12/04/02: Stand up for yourself
11/27/02: Feminist fighting: Aren't we all women?
11/20/02: Rights & responsibilities
11/14/02: Feminist "urban legends"
11/06/02: Equal access does not guarantee equal outcome
10/24/02: Battered Women's Syndrome: Science or sham?
10/17/02: I demand a civil society that respects the individual and acknowledges the existence of honest disagreement between human beings of good will
10/09/02: Abortion debate is about to be ratcheted up yet again
10/02/02: 'Restorative justice' offers battered women more options
09/25/02: Why is prez promising to embrace UN radical social engineering programs?
09/18/02: Dirty dealings kill men's panel
09/11/02: Taking back your power
09/05/02: Calm down, Hootie!
08/21/02: Will Congress empower a group of radical feminists to oversee money slated for Afghan women?
08/14/02: Empower the U.N. with power to sculpt American laws and institutions into the image of gender feminism!?
08/01/02: Practicing 'intellectual virtue'
07/24/02: All male, bad.
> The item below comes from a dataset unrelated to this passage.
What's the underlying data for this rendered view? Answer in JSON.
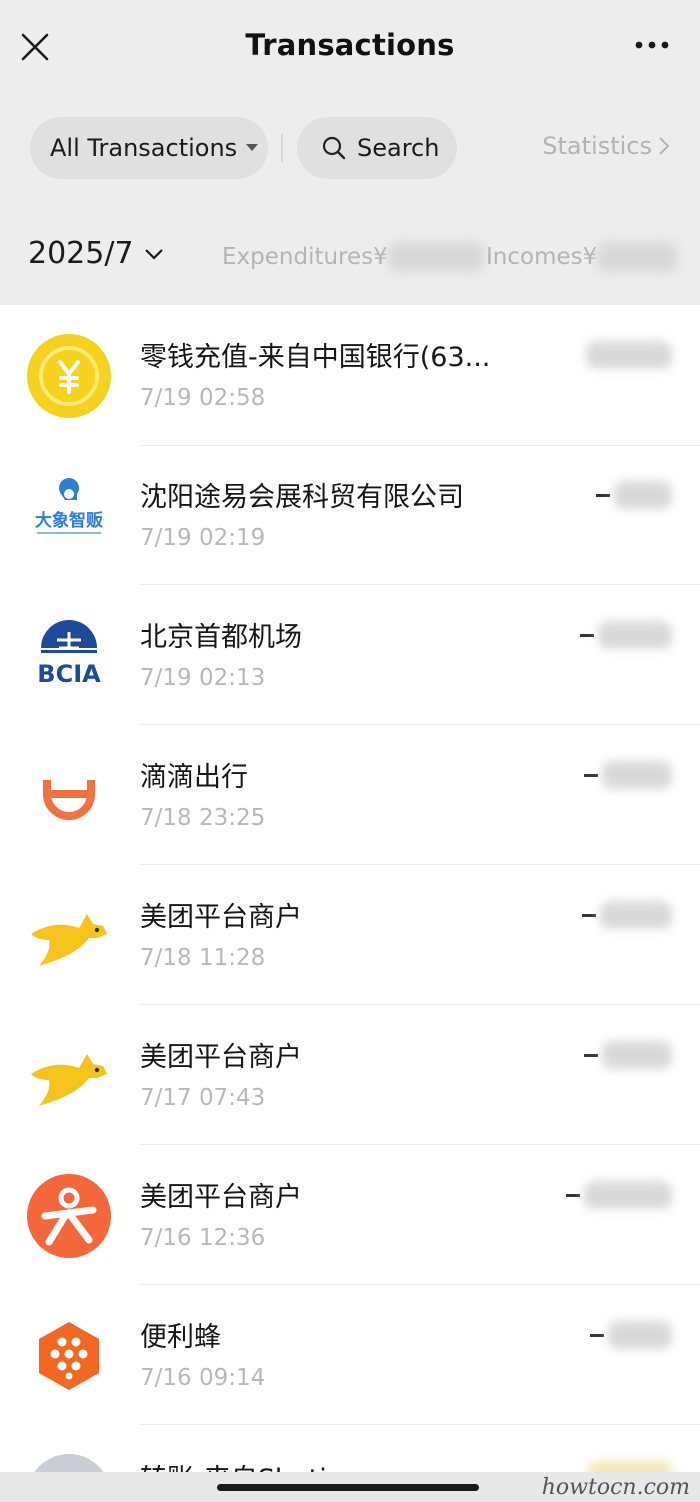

All female, good: Your tax dollars at work
07/11/02: Put Up or Shut Up
07/03/02: NOW they've done it, again!
06/19/02: A dark cloud shades U.N. Women's Treaty
06/10/02: This Father's Day, send justice
05/31/02: When good women do nothing
05/28/02: Feminists claiming motherhood as liberal cause
05/20/02: Wounds in health care system are self-inflicted: Or, why "my son the lawyer" makes more sense
05/10/02: Are parents boycotting public schools?
05/03/02: Women can't be gun-shy about defense
04/25/02: The Bill of Intellectual Rights
04/19/02: World Bank or World Government?: The World Bank is blackmailing impoverished nations
04/12/02: Victims From Birth: Engineering Defects in Helpless Children Crosses the Line
04/05/02: The professor made me cry, now I will make him pay!
03/31/02: Doctors and teens --- parents be on guard
03/22/02: I was born, now I'm suing you!
03/15/02: The 21st Century is knocking at the barricaded door of feminism
03/08/02: Fun and games at the Ms mag Bulletin Board
03/01/02: Andrea Yates, NOW, and Feminist Jurisprudence
02/22/02: Lady, Your Slip is Showing
02/14/02: 'Abusing' Valentine's Day
02/11/02: Is NOW Pro-Choice or Pro-Abortion?
02/01/02: Are 'fathers' rights' a factor in male suicide?
01/25/02: Is the U.N. Running Brothels in Bosnia?
01/18/02: 'Freedom' at another's (moral) expense
01/11/02: Feminists hit Ground Zero with WTC funds grab
01/04/02: Males winning "diversity discrimination" cases is good?
12/21/01: Good will toward men
12/14/01: "Boss Tweed" feminism
12/07/01: Call me 'anti-woman'

© 2001, Wendy McElroy